What lines in the following entries hold the word "GBPUSD"? Copy each one.

[Records from a collection]
━━━━━━━━━━━━━━━━━━━━━━━━━━━━━━
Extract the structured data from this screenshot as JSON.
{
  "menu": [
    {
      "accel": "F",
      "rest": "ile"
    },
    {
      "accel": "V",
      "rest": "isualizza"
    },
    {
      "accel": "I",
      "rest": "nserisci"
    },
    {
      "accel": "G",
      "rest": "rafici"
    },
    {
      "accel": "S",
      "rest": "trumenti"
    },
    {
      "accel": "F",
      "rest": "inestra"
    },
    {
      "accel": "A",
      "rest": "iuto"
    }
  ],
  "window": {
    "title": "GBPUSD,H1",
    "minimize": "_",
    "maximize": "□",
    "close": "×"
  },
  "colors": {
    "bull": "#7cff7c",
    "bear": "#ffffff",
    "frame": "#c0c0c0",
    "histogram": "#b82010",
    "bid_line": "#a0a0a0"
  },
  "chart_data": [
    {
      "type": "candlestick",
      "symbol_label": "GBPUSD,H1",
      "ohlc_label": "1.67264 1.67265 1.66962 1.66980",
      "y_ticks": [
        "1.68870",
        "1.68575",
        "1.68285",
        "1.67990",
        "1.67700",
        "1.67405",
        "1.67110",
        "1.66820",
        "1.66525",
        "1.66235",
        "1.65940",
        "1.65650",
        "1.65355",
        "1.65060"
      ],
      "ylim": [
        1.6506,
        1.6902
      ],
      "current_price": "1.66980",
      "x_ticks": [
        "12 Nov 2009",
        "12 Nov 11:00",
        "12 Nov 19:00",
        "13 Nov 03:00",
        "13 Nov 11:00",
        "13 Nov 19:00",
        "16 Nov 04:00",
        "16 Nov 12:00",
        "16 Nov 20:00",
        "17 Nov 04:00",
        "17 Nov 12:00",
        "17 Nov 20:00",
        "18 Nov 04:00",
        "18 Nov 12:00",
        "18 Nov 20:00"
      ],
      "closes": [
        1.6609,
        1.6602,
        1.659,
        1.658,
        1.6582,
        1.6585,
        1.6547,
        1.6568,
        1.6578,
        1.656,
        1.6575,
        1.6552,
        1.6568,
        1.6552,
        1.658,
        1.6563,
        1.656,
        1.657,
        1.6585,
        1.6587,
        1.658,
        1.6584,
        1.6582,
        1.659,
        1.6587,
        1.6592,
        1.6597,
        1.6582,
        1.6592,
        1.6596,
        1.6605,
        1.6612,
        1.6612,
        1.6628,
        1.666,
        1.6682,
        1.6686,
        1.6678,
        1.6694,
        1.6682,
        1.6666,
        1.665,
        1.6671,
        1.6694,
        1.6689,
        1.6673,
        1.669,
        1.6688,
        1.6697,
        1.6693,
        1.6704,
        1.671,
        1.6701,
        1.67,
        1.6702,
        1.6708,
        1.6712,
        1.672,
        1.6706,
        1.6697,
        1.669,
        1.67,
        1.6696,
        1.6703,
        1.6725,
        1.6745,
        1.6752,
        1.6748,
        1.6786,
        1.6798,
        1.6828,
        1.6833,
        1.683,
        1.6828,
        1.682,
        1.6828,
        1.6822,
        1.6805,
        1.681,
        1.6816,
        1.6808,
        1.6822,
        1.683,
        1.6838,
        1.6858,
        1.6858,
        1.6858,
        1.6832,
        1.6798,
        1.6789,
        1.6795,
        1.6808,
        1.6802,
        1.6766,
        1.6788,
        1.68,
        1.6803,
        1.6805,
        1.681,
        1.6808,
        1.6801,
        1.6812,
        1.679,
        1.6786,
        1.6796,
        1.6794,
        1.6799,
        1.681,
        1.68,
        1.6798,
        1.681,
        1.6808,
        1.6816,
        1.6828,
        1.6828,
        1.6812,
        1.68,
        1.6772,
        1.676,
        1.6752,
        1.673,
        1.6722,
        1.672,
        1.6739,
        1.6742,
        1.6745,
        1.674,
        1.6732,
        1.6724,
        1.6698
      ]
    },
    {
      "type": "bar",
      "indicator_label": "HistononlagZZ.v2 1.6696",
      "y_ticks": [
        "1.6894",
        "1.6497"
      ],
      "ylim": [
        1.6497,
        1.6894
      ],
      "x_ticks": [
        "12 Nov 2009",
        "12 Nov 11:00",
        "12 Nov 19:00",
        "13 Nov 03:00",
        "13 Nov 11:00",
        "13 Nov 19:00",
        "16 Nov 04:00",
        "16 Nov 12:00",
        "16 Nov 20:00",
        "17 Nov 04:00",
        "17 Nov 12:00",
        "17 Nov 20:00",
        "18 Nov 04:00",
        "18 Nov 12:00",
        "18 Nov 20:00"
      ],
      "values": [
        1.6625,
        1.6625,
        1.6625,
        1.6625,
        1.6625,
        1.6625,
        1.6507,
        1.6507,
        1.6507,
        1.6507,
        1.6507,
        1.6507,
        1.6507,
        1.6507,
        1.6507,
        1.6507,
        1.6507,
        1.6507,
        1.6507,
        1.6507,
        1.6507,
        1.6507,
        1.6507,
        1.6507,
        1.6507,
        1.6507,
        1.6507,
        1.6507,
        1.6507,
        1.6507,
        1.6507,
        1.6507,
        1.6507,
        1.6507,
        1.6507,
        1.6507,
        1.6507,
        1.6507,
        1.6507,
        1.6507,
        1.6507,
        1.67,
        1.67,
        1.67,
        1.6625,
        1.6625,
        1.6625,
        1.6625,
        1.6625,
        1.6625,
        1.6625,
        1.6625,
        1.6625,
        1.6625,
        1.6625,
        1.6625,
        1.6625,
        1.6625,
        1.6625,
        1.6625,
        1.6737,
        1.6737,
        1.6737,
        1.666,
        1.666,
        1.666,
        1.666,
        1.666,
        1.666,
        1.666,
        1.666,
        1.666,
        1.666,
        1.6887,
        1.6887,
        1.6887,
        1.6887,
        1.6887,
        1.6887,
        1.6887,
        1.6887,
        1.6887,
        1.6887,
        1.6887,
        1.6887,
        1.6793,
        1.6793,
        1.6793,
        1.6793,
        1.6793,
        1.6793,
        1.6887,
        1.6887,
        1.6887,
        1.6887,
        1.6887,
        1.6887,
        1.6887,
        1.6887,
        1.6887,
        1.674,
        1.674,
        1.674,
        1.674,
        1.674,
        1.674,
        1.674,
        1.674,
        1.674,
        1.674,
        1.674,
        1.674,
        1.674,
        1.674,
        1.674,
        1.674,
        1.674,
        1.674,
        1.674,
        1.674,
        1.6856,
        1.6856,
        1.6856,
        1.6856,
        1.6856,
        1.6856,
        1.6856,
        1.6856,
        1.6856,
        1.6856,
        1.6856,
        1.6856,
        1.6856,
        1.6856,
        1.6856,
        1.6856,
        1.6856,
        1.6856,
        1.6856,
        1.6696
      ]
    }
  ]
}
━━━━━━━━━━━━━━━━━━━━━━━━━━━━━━
■ Exercise solution:
    "title": "GBPUSD,H1",
      "symbol_label": "GBPUSD,H1",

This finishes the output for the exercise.